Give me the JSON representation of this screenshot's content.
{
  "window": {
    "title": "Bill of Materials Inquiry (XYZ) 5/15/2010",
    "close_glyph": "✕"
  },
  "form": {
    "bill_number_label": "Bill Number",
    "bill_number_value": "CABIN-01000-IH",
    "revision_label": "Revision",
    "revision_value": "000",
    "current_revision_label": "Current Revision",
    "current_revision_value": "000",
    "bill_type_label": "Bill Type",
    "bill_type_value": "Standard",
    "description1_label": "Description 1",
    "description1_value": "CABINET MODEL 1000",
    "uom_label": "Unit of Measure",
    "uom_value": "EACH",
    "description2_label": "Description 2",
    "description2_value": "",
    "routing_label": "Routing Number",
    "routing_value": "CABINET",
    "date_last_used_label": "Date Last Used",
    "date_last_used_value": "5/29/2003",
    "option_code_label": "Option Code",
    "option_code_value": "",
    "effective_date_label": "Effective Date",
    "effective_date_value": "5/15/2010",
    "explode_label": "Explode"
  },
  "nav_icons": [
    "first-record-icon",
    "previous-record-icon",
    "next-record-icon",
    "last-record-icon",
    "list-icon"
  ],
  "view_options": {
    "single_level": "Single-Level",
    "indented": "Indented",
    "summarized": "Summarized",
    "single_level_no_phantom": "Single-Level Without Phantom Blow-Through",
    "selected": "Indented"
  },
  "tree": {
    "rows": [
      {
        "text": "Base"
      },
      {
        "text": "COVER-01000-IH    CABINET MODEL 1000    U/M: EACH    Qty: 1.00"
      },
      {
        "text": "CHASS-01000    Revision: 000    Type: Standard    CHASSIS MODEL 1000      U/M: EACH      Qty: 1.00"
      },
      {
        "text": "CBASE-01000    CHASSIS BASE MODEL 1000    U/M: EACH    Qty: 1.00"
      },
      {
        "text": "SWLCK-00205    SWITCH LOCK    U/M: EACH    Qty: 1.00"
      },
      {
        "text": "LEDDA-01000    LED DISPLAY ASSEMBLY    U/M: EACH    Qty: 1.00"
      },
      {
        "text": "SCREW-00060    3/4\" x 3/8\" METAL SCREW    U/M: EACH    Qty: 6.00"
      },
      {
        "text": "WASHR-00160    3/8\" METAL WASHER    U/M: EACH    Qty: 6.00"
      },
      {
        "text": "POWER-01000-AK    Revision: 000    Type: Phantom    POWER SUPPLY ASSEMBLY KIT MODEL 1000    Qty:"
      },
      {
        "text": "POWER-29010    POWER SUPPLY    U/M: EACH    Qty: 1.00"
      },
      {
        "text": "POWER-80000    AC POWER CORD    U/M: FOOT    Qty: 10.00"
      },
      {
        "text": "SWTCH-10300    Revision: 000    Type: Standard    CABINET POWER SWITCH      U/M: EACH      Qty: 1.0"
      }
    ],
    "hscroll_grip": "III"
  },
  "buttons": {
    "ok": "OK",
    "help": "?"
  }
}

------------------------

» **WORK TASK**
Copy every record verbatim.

» **RESPONSE FOR THIS EXERCISE**
Give me the JSON representation of this screenshot's content.
{
  "window": {
    "title": "Bill of Materials Inquiry (XYZ) 5/15/2010",
    "close_glyph": "✕"
  },
  "form": {
    "bill_number_label": "Bill Number",
    "bill_number_value": "CABIN-01000-IH",
    "revision_label": "Revision",
    "revision_value": "000",
    "current_revision_label": "Current Revision",
    "current_revision_value": "000",
    "bill_type_label": "Bill Type",
    "bill_type_value": "Standard",
    "description1_label": "Description 1",
    "description1_value": "CABINET MODEL 1000",
    "uom_label": "Unit of Measure",
    "uom_value": "EACH",
    "description2_label": "Description 2",
    "description2_value": "",
    "routing_label": "Routing Number",
    "routing_value": "CABINET",
    "date_last_used_label": "Date Last Used",
    "date_last_used_value": "5/29/2003",
    "option_code_label": "Option Code",
    "option_code_value": "",
    "effective_date_label": "Effective Date",
    "effective_date_value": "5/15/2010",
    "explode_label": "Explode"
  },
  "nav_icons": [
    "first-record-icon",
    "previous-record-icon",
    "next-record-icon",
    "last-record-icon",
    "list-icon"
  ],
  "view_options": {
    "single_level": "Single-Level",
    "indented": "Indented",
    "summarized": "Summarized",
    "single_level_no_phantom": "Single-Level Without Phantom Blow-Through",
    "selected": "Indented"
  },
  "tree": {
    "rows": [
      {
        "text": "Base"
      },
      {
        "text": "COVER-01000-IH    CABINET MODEL 1000    U/M: EACH    Qty: 1.00"
      },
      {
        "text": "CHASS-01000    Revision: 000    Type: Standard    CHASSIS MODEL 1000      U/M: EACH      Qty: 1.00"
      },
      {
        "text": "CBASE-01000    CHASSIS BASE MODEL 1000    U/M: EACH    Qty: 1.00"
      },
      {
        "text": "SWLCK-00205    SWITCH LOCK    U/M: EACH    Qty: 1.00"
      },
      {
        "text": "LEDDA-01000    LED DISPLAY ASSEMBLY    U/M: EACH    Qty: 1.00"
      },
      {
        "text": "SCREW-00060    3/4\" x 3/8\" METAL SCREW    U/M: EACH    Qty: 6.00"
      },
      {
        "text": "WASHR-00160    3/8\" METAL WASHER    U/M: EACH    Qty: 6.00"
      },
      {
        "text": "POWER-01000-AK    Revision: 000    Type: Phantom    POWER SUPPLY ASSEMBLY KIT MODEL 1000    Qty:"
      },
      {
        "text": "POWER-29010    POWER SUPPLY    U/M: EACH    Qty: 1.00"
      },
      {
        "text": "POWER-80000    AC POWER CORD    U/M: FOOT    Qty: 10.00"
      },
      {
        "text": "SWTCH-10300    Revision: 000    Type: Standard    CABINET POWER SWITCH      U/M: EACH      Qty: 1.0"
      }
    ],
    "hscroll_grip": "III"
  },
  "buttons": {
    "ok": "OK",
    "help": "?"
  }
}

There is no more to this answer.